Australia CBA PMI composite rose to 53.6, but subdued new business casts doubts of upturn durability
Australia CBA PMI Manufacturing dropped to 54.2 in October, down from September’s 55.4. PMI Services rose to 53.8, up from 50.8. PMI Composite rose to 53.6, up from 51.1.
Bernard Aw, Principal Economist at IHS Markit, said, business confidence strengthened as ” firms expect the eventual return of normal market conditions” after restrictions easing. But “subdued ” new business growth casts doubts on the “durability of the current upturn”. Firms are “saddled with unused capacity” while companies “reduced their workforce” again.

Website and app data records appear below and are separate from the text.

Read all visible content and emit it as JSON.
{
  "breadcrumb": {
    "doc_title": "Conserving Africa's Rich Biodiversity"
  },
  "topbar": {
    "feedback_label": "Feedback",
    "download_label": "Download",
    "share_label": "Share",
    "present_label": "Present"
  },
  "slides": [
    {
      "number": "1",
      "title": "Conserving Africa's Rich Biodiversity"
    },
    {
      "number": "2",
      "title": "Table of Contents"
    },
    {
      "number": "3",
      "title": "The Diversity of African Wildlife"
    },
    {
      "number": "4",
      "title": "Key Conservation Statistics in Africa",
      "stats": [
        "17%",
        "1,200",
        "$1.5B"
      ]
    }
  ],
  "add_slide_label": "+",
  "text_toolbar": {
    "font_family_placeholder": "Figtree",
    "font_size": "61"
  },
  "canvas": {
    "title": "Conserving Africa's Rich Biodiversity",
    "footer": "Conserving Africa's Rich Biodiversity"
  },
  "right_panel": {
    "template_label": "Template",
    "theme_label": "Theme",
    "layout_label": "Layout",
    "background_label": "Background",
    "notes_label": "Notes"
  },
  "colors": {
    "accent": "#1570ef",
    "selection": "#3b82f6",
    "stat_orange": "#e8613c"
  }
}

New Zealand CPI rose 0.7% qoq in Q3, missed expectation and RBNZ’s forecast
New Zealand CPI rose 0.7% qoq in Q3, turned positive from Q2’s -0.5% qoq, but missed expectation of 0.9% qoq. Annually, CPI slowed to 1.4% yoy, down from Q2’s 1.5% yoy, missed expectation of 1.7% yoy. Separately released, RBNZ core CPI based on sectoral factor model was unchanged at 1.7% yoy.
The inflation readings are substantially below RBNZ’s own forecast of 1.1% qoq and 1.8% yoy as presented in the August MPS. While the economy appeared to be rebounding well from pandemic slump, risks to inflation outlook are clearly to the downside. As inflation is expected to slow further ahead, the case for more RBNZ easing continues to build up. It’s just a matter of time when negative rates will be adopted.
The calendar is rather busy in European session with UK retail sales and PMIs, as well as Eurozone PMIs featured. US PMIs will be the focus later in the day.
EUR/CHF Daily Outlook
Daily Pivots: (S1) 1.0712; (P) 1.0730; (R1) 1.0741; More…
EUR/CHF drops sharply after being rejected by 1.0749 resistance, but stays above 1.0688 temporary low. Intraday bias remains neutral first and further decline is still expected. Fall from 1.0877 is seen as the third leg of the corrective pattern from 1.0915. Break of 1.0688 will target 1.0602 support next. However, on the upside, break of 1.0749 minor resistance will mix up the near term outlook again.
In the bigger picture, price actions from 1.0503 are still seen as a consolidation pattern. With 1.1059 cluster resistance (38.2% retracement of 1.2004 to 1.0503 at 1.1076) intact, the down trend from 1.2004 (2018 high) would still extend through 1.0503 low at a later stage. However, sustained break of 1.1059/76 will argue that rise from 1.0503 is starting a new up trend and would target 61.8% retracement at 1.1431 and above.
Economic Indicators Update
|21:45||NZD||CPI Q/Q Q3||0.70%||0.90%||-0.50%|
|21:45||NZD||CPI Y/Y Q3||1.40%||1.70%||1.50%|
|22:00||AUD||CBA Services PMI Oct P||53.8||50.8|
|22:00||AUD||CBA Manufacturing PMI Oct P||54.2||55.4|
|23:01||GBP||GfK Consumer Confidence Oct||-31||-28||-25|
|23:30||JPY||National CPI Core Y/Y Sep||-0.30%||-0.40%||-0.40%|
|00:30||JPY||Manufacturing PMI Oct P||48||48.4||47.7|
|06:00||GBP||Retail Sales M/M Sep||0.60%||0.80%|
|06:00||GBP||Retail Sales Y/Y Sep||3.70%||2.80%|
|06:00||GBP||Retail Sales ex-Fuel M/M Sep||0.60%||0.60%|
|06:00||GBP||Retail Sales ex-Fuel Y/Y Sep||4.90%||4.30%|
|07:15||EUR||France Manufacturing PMI Oct P||51||51.2|
|07:15||EUR||France Services PMI Oct P||47||47.5|
|07:30||EUR||Germany Manufacturing PMI Oct P||55.5||56.4|
|07:30||EUR||Germany Services PMI Oct P||49||50.6|
|08:00||EUR||Eurozone Manufacturing PMI Oct P||53.1||53.7|
|08:00||EUR||Eurozone Services PMI Oct P||47||48|
|08:30||GBP||Manufacturing PMI Oct P||53.1||54.1|
|08:30||GBP||Services PMI Oct P||54||56.1|
|13:45||USD||Manufacturing PMI Oct P||53.3||53.2|
|13:45||USD||Services PMI Oct P||54.5||54.6|